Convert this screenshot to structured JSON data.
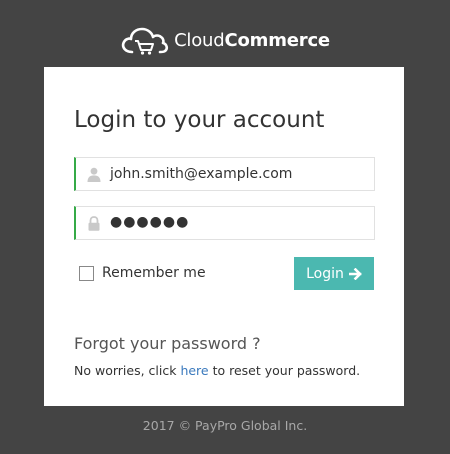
{
  "brand": {
    "logo_part1": "Cloud",
    "logo_part2": "Commerce"
  },
  "login": {
    "title": "Login to your account",
    "username_value": "john.smith@example.com",
    "username_icon": "user-icon",
    "password_value": "●●●●●●",
    "password_icon": "lock-icon",
    "remember_label": "Remember me",
    "remember_checked": false,
    "login_button_label": "Login",
    "login_button_icon": "arrow-right-icon",
    "button_color": "#4bb8b0",
    "field_accent_color": "#35aa47"
  },
  "forgot": {
    "title": "Forgot your password ?",
    "text_before": "No worries, click ",
    "link_text": "here",
    "text_after": " to reset your password."
  },
  "footer": {
    "copyright": "2017 © PayPro Global Inc."
  }
}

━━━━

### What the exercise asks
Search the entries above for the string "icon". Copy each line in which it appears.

### Answer
    "username_icon": "user-icon",
    "password_icon": "lock-icon",
    "login_button_icon": "arrow-right-icon",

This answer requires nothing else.